- Problem description: In the copy, keep every line below as it is and leave out the pictures.

******************************

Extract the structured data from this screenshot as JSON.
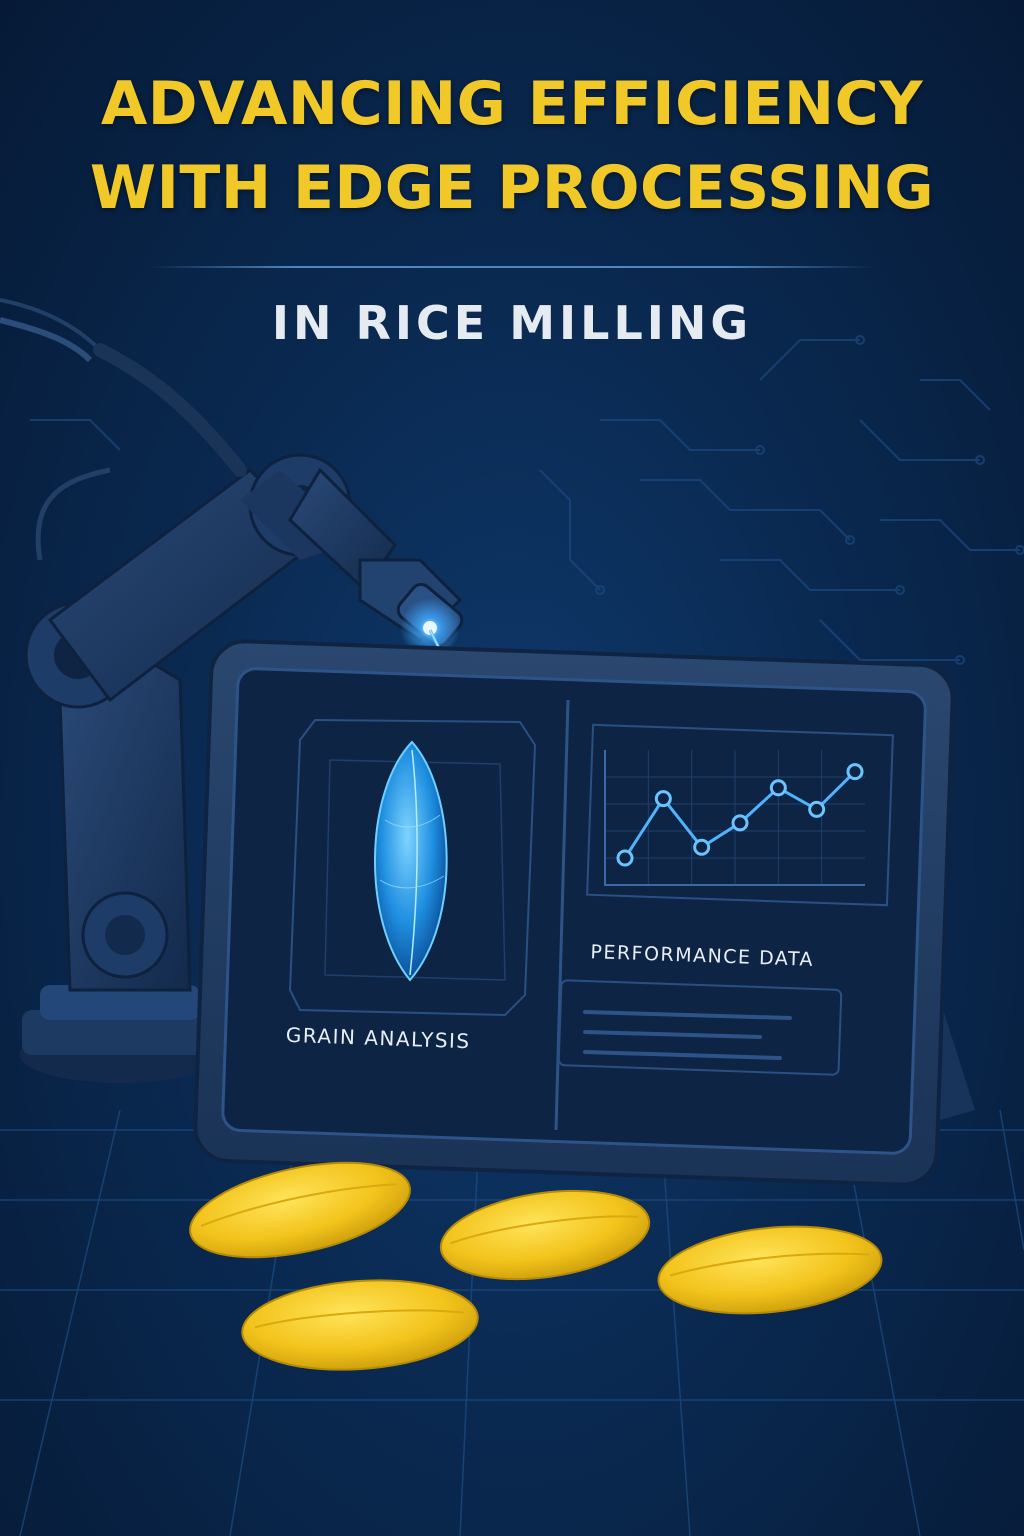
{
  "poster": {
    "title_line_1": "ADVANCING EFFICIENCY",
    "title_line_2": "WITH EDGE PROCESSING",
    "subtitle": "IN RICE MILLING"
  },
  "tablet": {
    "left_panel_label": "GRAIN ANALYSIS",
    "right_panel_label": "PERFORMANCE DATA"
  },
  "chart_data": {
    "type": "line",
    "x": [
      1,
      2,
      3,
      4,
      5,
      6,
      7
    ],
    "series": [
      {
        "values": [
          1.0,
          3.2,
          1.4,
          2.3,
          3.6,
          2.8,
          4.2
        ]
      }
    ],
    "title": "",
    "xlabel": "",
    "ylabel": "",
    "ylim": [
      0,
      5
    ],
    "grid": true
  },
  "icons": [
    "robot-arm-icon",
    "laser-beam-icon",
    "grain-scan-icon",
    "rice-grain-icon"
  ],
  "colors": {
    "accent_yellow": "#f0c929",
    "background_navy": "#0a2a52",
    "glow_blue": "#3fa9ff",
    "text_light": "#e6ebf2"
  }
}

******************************

- Result for this exercise:
Extract the structured data from this screenshot as JSON.
{
  "poster": {
    "title_line_1": "ADVANCING EFFICIENCY",
    "title_line_2": "WITH EDGE PROCESSING",
    "subtitle": "IN RICE MILLING"
  },
  "tablet": {
    "left_panel_label": "GRAIN ANALYSIS",
    "right_panel_label": "PERFORMANCE DATA"
  },
  "chart_data": {
    "type": "line",
    "x": [
      1,
      2,
      3,
      4,
      5,
      6,
      7
    ],
    "series": [
      {
        "values": [
          1.0,
          3.2,
          1.4,
          2.3,
          3.6,
          2.8,
          4.2
        ]
      }
    ],
    "title": "",
    "xlabel": "",
    "ylabel": "",
    "ylim": [
      0,
      5
    ],
    "grid": true
  },
  "icons": [
    "robot-arm-icon",
    "laser-beam-icon",
    "grain-scan-icon",
    "rice-grain-icon"
  ],
  "colors": {
    "accent_yellow": "#f0c929",
    "background_navy": "#0a2a52",
    "glow_blue": "#3fa9ff",
    "text_light": "#e6ebf2"
  }
}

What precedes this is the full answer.